Quantum computers—theoretical machines which can process certain large and difficult problems exponentially faster than classical computers—have been a mainstay of science fiction for decades. But actually building one has proven incredibly challenging.These would be some big advances in a field that has spent $100M just to discover that 15 = 3x5.
A group of researchers at Aarhus University believes the secret to creating a quantum computer lies in understanding human cognition. So, they've built computer games to study us, first. ...
To build a quantum computer, researchers are first mapping human thoughts.
Peter Woit is back online, reporting more physics hype. He quotes Weinberg:
I am not a proponent of the idea that our Big Bang universe is just part of a larger multiverse.Once other planets, stars, and galaxies were named, we had to have names for our planet, sun, and galaxy. I don't know the history, but I am guessing that it took a while for a term like "our Milky Way galaxy" to catch on.
So now we have the term "our Big Bang universe" to distinguish our universe from all the other universes. None of those other universes have names, as they cannot be observed. But we can name our universe, and cosmologists seem to be moving away from the idea that "universe" means everything.

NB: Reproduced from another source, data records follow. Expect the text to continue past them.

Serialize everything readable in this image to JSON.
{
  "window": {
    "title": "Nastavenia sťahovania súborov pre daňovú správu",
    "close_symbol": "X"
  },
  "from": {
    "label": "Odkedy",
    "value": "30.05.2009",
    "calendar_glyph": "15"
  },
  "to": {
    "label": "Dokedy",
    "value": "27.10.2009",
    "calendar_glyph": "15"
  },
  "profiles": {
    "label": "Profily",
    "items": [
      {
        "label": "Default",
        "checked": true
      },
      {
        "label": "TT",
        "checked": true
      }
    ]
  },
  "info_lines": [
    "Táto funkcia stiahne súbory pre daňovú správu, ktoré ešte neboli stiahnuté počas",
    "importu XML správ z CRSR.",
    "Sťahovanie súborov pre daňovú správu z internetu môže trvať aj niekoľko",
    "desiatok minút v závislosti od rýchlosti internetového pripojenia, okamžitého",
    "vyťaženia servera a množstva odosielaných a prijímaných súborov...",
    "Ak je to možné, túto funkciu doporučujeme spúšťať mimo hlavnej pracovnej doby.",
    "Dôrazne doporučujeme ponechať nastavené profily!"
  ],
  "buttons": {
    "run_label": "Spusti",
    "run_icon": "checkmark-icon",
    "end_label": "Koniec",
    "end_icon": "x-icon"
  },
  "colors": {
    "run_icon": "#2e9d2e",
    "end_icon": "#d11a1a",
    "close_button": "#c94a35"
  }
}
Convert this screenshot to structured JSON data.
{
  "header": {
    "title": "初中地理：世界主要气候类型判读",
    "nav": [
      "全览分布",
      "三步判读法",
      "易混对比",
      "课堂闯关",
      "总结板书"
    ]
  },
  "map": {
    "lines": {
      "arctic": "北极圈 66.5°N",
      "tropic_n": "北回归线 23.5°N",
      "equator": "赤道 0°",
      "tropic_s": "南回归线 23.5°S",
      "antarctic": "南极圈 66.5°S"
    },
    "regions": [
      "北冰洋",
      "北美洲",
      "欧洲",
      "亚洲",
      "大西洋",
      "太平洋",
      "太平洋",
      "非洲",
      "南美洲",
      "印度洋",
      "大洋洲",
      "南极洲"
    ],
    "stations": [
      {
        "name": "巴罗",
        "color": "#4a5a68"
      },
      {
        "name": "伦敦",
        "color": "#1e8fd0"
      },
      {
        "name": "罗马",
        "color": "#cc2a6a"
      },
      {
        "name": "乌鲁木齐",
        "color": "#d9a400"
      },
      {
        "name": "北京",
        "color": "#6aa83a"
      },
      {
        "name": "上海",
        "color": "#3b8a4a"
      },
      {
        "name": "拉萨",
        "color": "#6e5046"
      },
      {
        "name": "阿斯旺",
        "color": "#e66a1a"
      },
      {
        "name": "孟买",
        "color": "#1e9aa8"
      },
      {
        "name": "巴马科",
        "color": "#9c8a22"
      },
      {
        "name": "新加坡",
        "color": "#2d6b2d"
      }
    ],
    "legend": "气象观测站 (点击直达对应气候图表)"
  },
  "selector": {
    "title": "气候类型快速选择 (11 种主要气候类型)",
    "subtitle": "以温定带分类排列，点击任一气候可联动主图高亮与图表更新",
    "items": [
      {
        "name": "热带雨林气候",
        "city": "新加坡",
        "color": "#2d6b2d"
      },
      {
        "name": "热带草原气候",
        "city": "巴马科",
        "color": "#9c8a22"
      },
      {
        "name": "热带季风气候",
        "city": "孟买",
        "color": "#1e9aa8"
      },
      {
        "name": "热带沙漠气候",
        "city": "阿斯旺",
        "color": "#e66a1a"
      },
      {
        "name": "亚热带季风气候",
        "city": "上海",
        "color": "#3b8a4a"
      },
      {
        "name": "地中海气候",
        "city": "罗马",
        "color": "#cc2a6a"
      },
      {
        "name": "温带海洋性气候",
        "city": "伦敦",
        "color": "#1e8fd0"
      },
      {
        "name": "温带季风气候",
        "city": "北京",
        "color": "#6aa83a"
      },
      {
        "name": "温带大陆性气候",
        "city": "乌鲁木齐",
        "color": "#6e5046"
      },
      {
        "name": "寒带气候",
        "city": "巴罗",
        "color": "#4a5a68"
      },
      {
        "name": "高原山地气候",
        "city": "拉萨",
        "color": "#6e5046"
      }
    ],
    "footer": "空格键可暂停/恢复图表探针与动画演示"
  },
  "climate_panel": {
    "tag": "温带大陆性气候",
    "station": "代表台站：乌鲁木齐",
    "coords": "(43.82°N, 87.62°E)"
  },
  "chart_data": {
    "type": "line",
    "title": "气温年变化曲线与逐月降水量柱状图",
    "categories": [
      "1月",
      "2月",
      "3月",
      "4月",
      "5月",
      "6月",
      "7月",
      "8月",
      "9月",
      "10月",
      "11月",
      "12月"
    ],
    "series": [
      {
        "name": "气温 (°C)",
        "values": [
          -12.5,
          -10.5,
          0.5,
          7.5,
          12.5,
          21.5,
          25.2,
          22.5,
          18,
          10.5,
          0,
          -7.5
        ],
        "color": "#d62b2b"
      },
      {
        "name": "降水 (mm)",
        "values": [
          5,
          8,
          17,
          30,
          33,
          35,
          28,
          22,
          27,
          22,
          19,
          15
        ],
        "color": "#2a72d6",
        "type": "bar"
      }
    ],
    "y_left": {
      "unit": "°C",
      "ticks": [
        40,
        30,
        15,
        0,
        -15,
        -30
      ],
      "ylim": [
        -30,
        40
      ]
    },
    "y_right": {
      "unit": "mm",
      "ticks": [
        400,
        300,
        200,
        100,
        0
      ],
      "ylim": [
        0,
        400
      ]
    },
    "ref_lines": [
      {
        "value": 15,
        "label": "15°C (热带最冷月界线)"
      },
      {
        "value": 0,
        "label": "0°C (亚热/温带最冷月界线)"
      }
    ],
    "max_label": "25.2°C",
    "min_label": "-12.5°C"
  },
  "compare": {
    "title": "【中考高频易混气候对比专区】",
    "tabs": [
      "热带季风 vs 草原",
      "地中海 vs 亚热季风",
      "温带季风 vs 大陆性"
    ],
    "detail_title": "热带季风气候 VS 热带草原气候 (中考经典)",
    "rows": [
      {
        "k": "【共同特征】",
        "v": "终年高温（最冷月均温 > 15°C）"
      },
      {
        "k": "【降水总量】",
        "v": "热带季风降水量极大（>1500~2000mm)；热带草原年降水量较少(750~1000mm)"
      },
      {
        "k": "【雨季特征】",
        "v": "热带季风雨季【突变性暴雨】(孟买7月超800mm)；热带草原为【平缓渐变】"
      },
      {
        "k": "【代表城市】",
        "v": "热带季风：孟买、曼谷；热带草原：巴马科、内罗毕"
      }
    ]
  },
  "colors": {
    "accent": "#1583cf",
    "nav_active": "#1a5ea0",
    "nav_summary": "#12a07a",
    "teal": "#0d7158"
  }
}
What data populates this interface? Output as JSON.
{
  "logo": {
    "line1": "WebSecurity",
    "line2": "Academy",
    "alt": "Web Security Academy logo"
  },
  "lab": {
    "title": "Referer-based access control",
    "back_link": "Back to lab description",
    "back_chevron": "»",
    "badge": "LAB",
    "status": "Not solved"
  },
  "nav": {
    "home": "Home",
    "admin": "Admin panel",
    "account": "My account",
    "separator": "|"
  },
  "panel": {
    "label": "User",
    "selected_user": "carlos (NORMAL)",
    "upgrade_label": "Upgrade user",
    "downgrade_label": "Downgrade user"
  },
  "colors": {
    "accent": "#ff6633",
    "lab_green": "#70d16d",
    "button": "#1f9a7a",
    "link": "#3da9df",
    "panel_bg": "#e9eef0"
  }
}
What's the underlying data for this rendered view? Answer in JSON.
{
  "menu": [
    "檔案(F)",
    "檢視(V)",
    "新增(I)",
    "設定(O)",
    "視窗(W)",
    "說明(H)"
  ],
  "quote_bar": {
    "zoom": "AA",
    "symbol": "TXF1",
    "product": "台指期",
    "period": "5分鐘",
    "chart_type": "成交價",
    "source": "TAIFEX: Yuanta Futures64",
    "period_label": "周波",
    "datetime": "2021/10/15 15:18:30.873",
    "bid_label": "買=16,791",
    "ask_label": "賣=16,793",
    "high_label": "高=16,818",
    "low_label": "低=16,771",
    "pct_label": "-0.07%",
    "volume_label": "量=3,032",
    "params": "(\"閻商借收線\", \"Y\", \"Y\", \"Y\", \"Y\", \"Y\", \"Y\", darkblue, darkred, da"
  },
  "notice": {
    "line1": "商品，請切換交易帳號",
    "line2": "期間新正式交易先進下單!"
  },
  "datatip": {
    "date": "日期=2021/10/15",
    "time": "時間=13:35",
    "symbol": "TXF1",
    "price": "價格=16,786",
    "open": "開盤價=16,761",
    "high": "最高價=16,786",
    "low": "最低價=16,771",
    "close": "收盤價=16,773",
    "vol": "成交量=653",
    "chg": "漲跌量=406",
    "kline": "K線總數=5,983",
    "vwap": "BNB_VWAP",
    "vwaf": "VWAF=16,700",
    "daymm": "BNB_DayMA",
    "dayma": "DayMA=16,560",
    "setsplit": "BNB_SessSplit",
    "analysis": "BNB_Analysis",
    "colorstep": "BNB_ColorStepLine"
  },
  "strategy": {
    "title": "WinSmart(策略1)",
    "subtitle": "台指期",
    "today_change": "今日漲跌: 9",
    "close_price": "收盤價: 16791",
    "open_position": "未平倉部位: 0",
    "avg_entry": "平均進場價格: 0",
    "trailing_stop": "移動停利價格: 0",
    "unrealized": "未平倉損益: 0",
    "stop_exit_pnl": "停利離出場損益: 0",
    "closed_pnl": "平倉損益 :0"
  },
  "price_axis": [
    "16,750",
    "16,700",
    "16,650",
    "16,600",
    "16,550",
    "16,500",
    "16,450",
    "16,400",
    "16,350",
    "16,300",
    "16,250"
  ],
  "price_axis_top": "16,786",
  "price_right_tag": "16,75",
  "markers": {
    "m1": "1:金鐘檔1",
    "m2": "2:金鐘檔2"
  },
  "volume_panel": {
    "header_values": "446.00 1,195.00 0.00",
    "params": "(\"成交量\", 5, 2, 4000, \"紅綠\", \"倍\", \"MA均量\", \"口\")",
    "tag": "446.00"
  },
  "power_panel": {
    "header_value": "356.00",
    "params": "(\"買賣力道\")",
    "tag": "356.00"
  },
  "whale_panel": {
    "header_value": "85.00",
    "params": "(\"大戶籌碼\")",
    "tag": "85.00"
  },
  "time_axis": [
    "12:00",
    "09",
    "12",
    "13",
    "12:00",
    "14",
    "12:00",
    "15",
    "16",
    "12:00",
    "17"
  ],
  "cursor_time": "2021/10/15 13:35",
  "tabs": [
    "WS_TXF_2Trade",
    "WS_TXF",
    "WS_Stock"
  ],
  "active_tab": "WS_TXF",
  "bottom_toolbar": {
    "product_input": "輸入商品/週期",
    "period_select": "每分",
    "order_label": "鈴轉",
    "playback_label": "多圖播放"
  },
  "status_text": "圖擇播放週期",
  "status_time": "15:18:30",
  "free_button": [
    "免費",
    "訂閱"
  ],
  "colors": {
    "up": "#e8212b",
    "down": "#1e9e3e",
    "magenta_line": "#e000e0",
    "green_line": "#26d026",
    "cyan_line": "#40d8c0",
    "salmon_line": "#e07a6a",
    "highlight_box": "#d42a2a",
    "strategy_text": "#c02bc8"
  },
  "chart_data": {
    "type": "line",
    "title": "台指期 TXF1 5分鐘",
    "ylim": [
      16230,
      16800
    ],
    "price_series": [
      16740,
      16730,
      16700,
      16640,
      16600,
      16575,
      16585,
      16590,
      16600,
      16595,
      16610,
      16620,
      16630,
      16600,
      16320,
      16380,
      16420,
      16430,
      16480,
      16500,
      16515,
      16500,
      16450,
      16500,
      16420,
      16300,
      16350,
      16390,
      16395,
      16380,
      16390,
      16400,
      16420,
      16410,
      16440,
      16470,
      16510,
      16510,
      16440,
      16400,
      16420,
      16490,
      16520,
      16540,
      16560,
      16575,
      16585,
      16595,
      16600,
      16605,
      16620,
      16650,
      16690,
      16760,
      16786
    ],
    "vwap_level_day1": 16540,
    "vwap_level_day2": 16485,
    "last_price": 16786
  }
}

The term "our Big Bang universe" suggests that it includes Earth and everything we see going back to the Big Bang, and everything emanating forward in time, but nothing before the Big Bang, and nothing that is so separated from us that relativity precludes any interaction with us.